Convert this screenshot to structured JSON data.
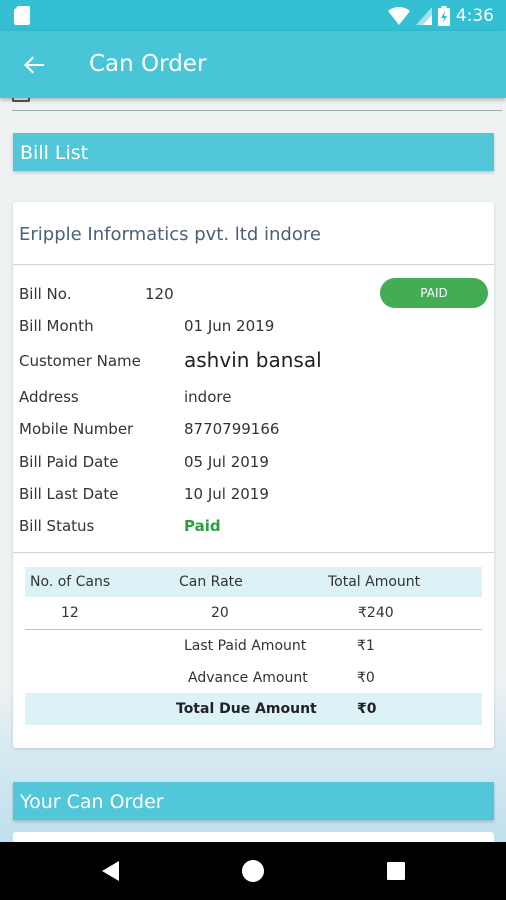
{
  "status_bar": {
    "time": "4:36"
  },
  "app_bar": {
    "title": "Can Order"
  },
  "bill_list": {
    "heading": "Bill List",
    "company": "Eripple Informatics pvt.  ltd indore",
    "status_badge": "PAID",
    "fields": [
      {
        "label": "Bill No.",
        "value": "120"
      },
      {
        "label": "Bill Month",
        "value": "01 Jun 2019"
      },
      {
        "label": "Customer Name",
        "value": "ashvin bansal"
      },
      {
        "label": "Address",
        "value": "indore"
      },
      {
        "label": "Mobile Number",
        "value": "8770799166"
      },
      {
        "label": "Bill Paid Date",
        "value": "05 Jul 2019"
      },
      {
        "label": "Bill Last Date",
        "value": "10 Jul 2019"
      },
      {
        "label": "Bill Status",
        "value": "Paid"
      }
    ],
    "table": {
      "headers": [
        "No. of Cans",
        "Can Rate",
        "Total Amount"
      ],
      "row": [
        "12",
        "20",
        "₹240"
      ],
      "summary": [
        {
          "label": "Last Paid Amount",
          "value": "₹1"
        },
        {
          "label": "Advance Amount",
          "value": "₹0"
        }
      ],
      "total": {
        "label": "Total Due Amount",
        "value": "₹0"
      }
    }
  },
  "your_can_order": {
    "heading": "Your Can Order"
  },
  "colors": {
    "accent": "#48c6d8",
    "paid": "#43ad55",
    "table_bg": "#dcf2f7"
  }
}
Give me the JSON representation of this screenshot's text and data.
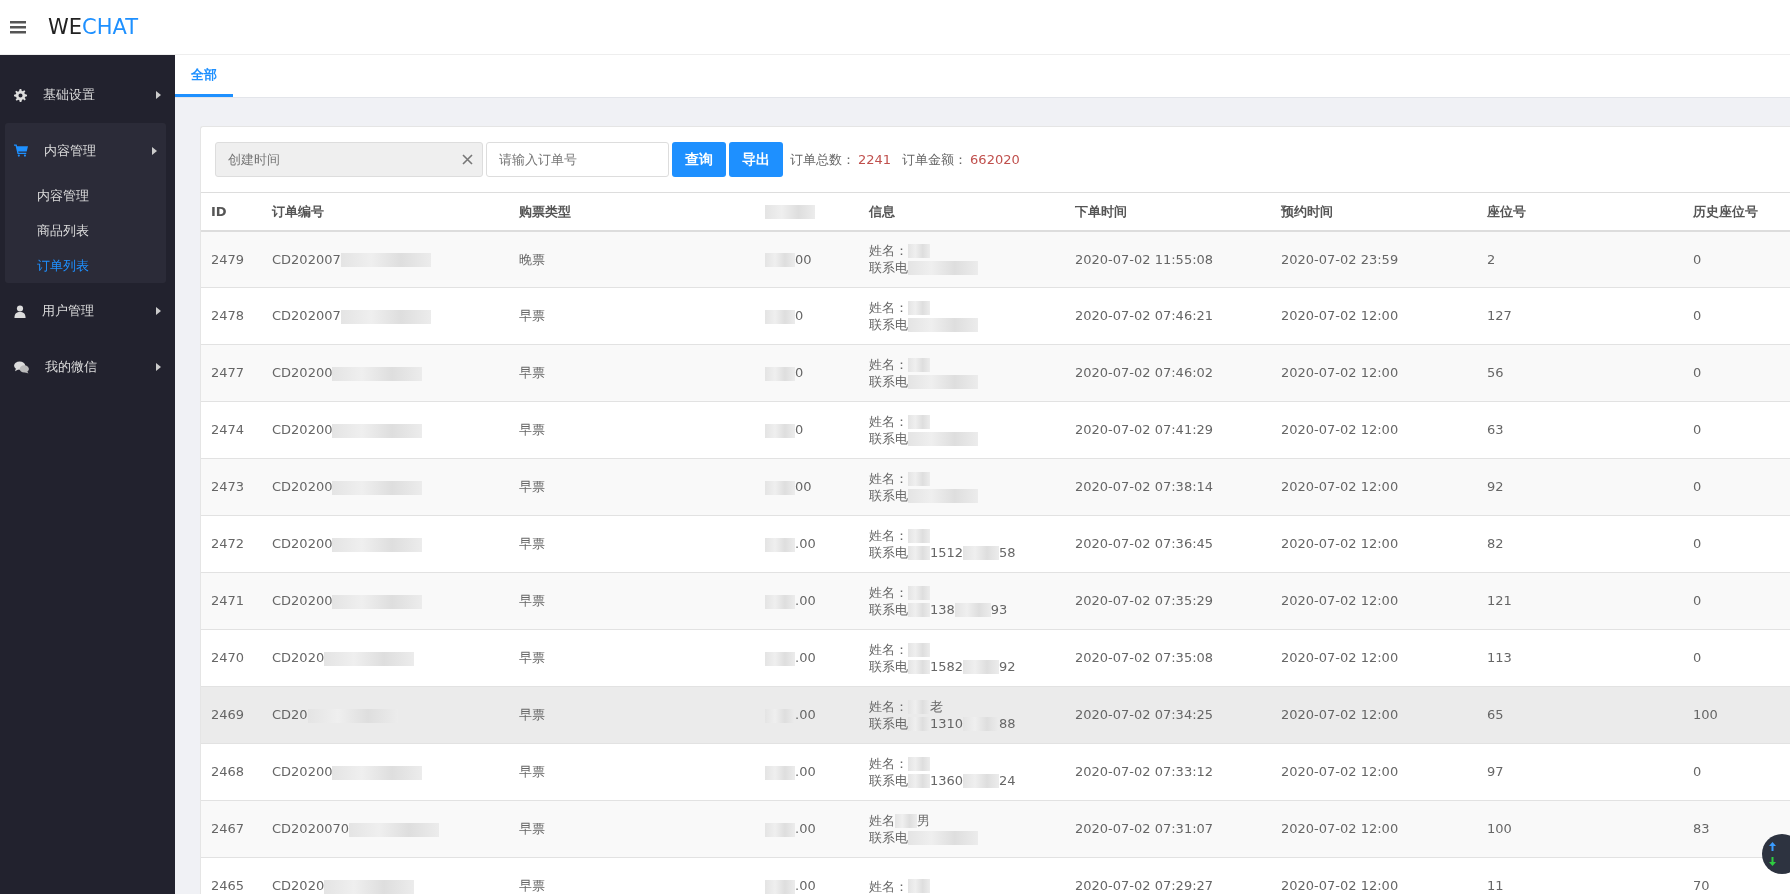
{
  "header": {
    "logo_dark": "WE",
    "logo_accent": "CHAT"
  },
  "sidebar": {
    "items": [
      {
        "label": "基础设置",
        "expanded": false
      },
      {
        "label": "内容管理",
        "expanded": true,
        "children": [
          {
            "label": "内容管理",
            "selected": false
          },
          {
            "label": "商品列表",
            "selected": false
          },
          {
            "label": "订单列表",
            "selected": true
          }
        ]
      },
      {
        "label": "用户管理",
        "expanded": false
      },
      {
        "label": "我的微信",
        "expanded": false
      }
    ]
  },
  "tabs": [
    {
      "label": "全部",
      "selected": true
    }
  ],
  "filters": {
    "date_placeholder": "创建时间",
    "order_placeholder": "请输入订单号",
    "buttons": [
      "查询",
      "导出"
    ],
    "total_label": "订单总数：",
    "total_value": "2241",
    "amount_label": "订单金额：",
    "amount_value": "662020"
  },
  "table": {
    "columns": [
      "ID",
      "订单编号",
      "购票类型",
      "",
      "信息",
      "下单时间",
      "预约时间",
      "座位号",
      "历史座位号"
    ],
    "rows": [
      {
        "id": "2479",
        "order": "CD202007",
        "type": "晚票",
        "price": "00",
        "name": "姓名：",
        "name_part": "",
        "phone": "联系电",
        "phone_parts": [],
        "ordered": "2020-07-02 11:55:08",
        "booked": "2020-07-02 23:59",
        "seat": "2",
        "history_seat": "0",
        "hovered": false
      },
      {
        "id": "2478",
        "order": "CD202007",
        "type": "早票",
        "price": "0",
        "name": "姓名：",
        "name_part": "",
        "phone": "联系电",
        "phone_parts": [],
        "ordered": "2020-07-02 07:46:21",
        "booked": "2020-07-02 12:00",
        "seat": "127",
        "history_seat": "0",
        "hovered": false
      },
      {
        "id": "2477",
        "order": "CD20200",
        "type": "早票",
        "price": "0",
        "name": "姓名：",
        "name_part": "",
        "phone": "联系电",
        "phone_parts": [],
        "ordered": "2020-07-02 07:46:02",
        "booked": "2020-07-02 12:00",
        "seat": "56",
        "history_seat": "0",
        "hovered": false
      },
      {
        "id": "2474",
        "order": "CD20200",
        "type": "早票",
        "price": "0",
        "name": "姓名：",
        "name_part": "",
        "phone": "联系电",
        "phone_parts": [],
        "ordered": "2020-07-02 07:41:29",
        "booked": "2020-07-02 12:00",
        "seat": "63",
        "history_seat": "0",
        "hovered": false
      },
      {
        "id": "2473",
        "order": "CD20200",
        "type": "早票",
        "price": "00",
        "name": "姓名：",
        "name_part": "",
        "phone": "联系电",
        "phone_parts": [],
        "ordered": "2020-07-02 07:38:14",
        "booked": "2020-07-02 12:00",
        "seat": "92",
        "history_seat": "0",
        "hovered": false
      },
      {
        "id": "2472",
        "order": "CD20200",
        "type": "早票",
        "price": ".00",
        "name": "姓名：",
        "name_part": "",
        "phone": "联系电",
        "phone_parts": [
          "1512",
          "58"
        ],
        "ordered": "2020-07-02 07:36:45",
        "booked": "2020-07-02 12:00",
        "seat": "82",
        "history_seat": "0",
        "hovered": false
      },
      {
        "id": "2471",
        "order": "CD20200",
        "type": "早票",
        "price": ".00",
        "name": "姓名：",
        "name_part": "",
        "phone": "联系电",
        "phone_parts": [
          "138",
          "93"
        ],
        "ordered": "2020-07-02 07:35:29",
        "booked": "2020-07-02 12:00",
        "seat": "121",
        "history_seat": "0",
        "hovered": false
      },
      {
        "id": "2470",
        "order": "CD2020",
        "type": "早票",
        "price": ".00",
        "name": "姓名：",
        "name_part": "",
        "phone": "联系电",
        "phone_parts": [
          "1582",
          "92"
        ],
        "ordered": "2020-07-02 07:35:08",
        "booked": "2020-07-02 12:00",
        "seat": "113",
        "history_seat": "0",
        "hovered": false
      },
      {
        "id": "2469",
        "order": "CD20",
        "type": "早票",
        "price": ".00",
        "name": "姓名：",
        "name_part": "老",
        "phone": "联系电",
        "phone_parts": [
          "1310",
          "88"
        ],
        "ordered": "2020-07-02 07:34:25",
        "booked": "2020-07-02 12:00",
        "seat": "65",
        "history_seat": "100",
        "hovered": true
      },
      {
        "id": "2468",
        "order": "CD20200",
        "type": "早票",
        "price": ".00",
        "name": "姓名：",
        "name_part": "",
        "phone": "联系电",
        "phone_parts": [
          "1360",
          "24"
        ],
        "ordered": "2020-07-02 07:33:12",
        "booked": "2020-07-02 12:00",
        "seat": "97",
        "history_seat": "0",
        "hovered": false
      },
      {
        "id": "2467",
        "order": "CD2020070",
        "type": "早票",
        "price": ".00",
        "name": "姓名",
        "name_part": "男",
        "phone": "联系电",
        "phone_parts": [],
        "ordered": "2020-07-02 07:31:07",
        "booked": "2020-07-02 12:00",
        "seat": "100",
        "history_seat": "83",
        "hovered": false
      },
      {
        "id": "2465",
        "order": "CD2020",
        "type": "早票",
        "price": ".00",
        "name": "姓名：",
        "name_part": "",
        "phone": "",
        "phone_parts": [],
        "ordered": "2020-07-02 07:29:27",
        "booked": "2020-07-02 12:00",
        "seat": "11",
        "history_seat": "70",
        "hovered": false
      }
    ]
  }
}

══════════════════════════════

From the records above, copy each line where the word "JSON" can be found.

### SOLUTION BELOW
Convert this screenshot to structured JSON data.
Give me the JSON representation of this screenshot's text and data.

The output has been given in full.